Susan H. Backhouse, Panteleimon Ekkekakis, Stuart J.H. Biddle, Andrew Foskett, and Clyde Williams
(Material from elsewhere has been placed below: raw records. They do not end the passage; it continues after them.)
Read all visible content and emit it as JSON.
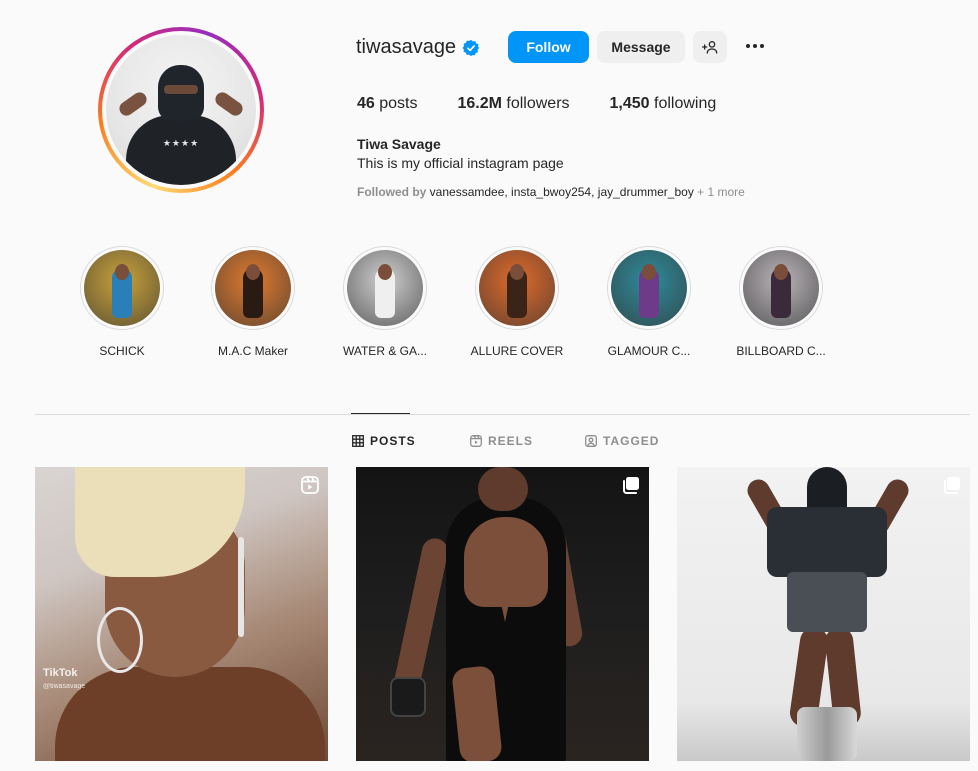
{
  "profile": {
    "username": "tiwasavage",
    "full_name": "Tiwa Savage",
    "bio": "This is my official instagram page",
    "verified": true,
    "avatar_logo_text": "★★★★",
    "stats": {
      "posts_value": "46",
      "posts_label": " posts",
      "followers_value": "16.2M",
      "followers_label": " followers",
      "following_value": "1,450",
      "following_label": " following"
    },
    "followed_by": {
      "prefix": "Followed by ",
      "names": "vanessamdee, insta_bwoy254, jay_drummer_boy",
      "more": " + 1 more"
    }
  },
  "actions": {
    "follow_label": "Follow",
    "message_label": "Message",
    "suggest_icon": "person-add-icon",
    "more_icon": "more-horizontal-icon"
  },
  "highlights": [
    {
      "label": "SCHICK",
      "bg": "#c9a23a",
      "figure": "#2a7fb8"
    },
    {
      "label": "M.A.C Maker",
      "bg": "#e07a2e",
      "figure": "#2a1a14"
    },
    {
      "label": "WATER & GA...",
      "bg": "#cfcfcf",
      "figure": "#efefef"
    },
    {
      "label": "ALLURE COVER",
      "bg": "#e06a2a",
      "figure": "#3a2418"
    },
    {
      "label": "GLAMOUR C...",
      "bg": "#2e8a9a",
      "figure": "#6e3a8a"
    },
    {
      "label": "BILLBOARD C...",
      "bg": "#b8b3b8",
      "figure": "#3a2a3a"
    }
  ],
  "tabs": [
    {
      "label": "POSTS",
      "icon": "grid-icon",
      "active": true
    },
    {
      "label": "REELS",
      "icon": "reels-icon",
      "active": false
    },
    {
      "label": "TAGGED",
      "icon": "tagged-icon",
      "active": false
    }
  ],
  "posts": [
    {
      "badge_icon": "reel-icon",
      "overlay_title": "TikTok",
      "overlay_handle": "@tiwasavage"
    },
    {
      "badge_icon": "carousel-icon"
    },
    {
      "badge_icon": "carousel-icon"
    }
  ],
  "colors": {
    "accent": "#0095f6",
    "background": "#fafafa",
    "text": "#262626",
    "secondary_text": "#8e8e8e",
    "border": "#dbdbdb",
    "story_ring": [
      "#feda75",
      "#fa7e1e",
      "#d62976",
      "#962fbf"
    ]
  }
}
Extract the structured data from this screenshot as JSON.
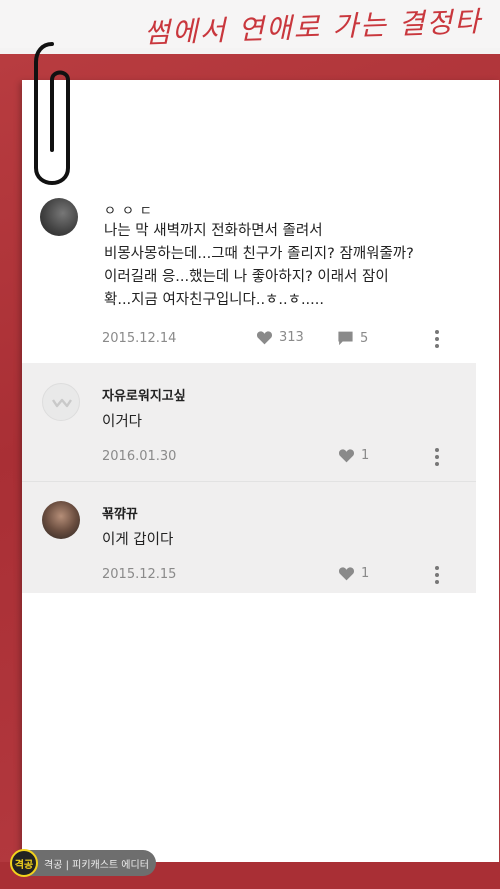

The exercise psychology literature includes an intriguing, albeit not frequently discussed, paradox by juxtaposing two conclusions: (a) that exercise makes most people feel better and (b) that most people are physically inactive or inadequately active. In this article, we propose that this might be an artifact rather than a paradox. Specifically, we question the generality of the conclusion that exercise makes people feel better by proposing that (a) occasional findings of negative affective changes tend to be discounted, (b) potentially relevant negative affective states are not always measured, (c) examining changes from pre- to postexercise could miss negative changes during exercise, and (d) analyzing changes only at the level of group aggregates might conceal divergent patterns at the level of individuals or subgroups. Data from a study of 12 men participating in a 90-min walk–run protocol designed to simulate the demands of sports games (e.g., soccer) are used to illustrate these points.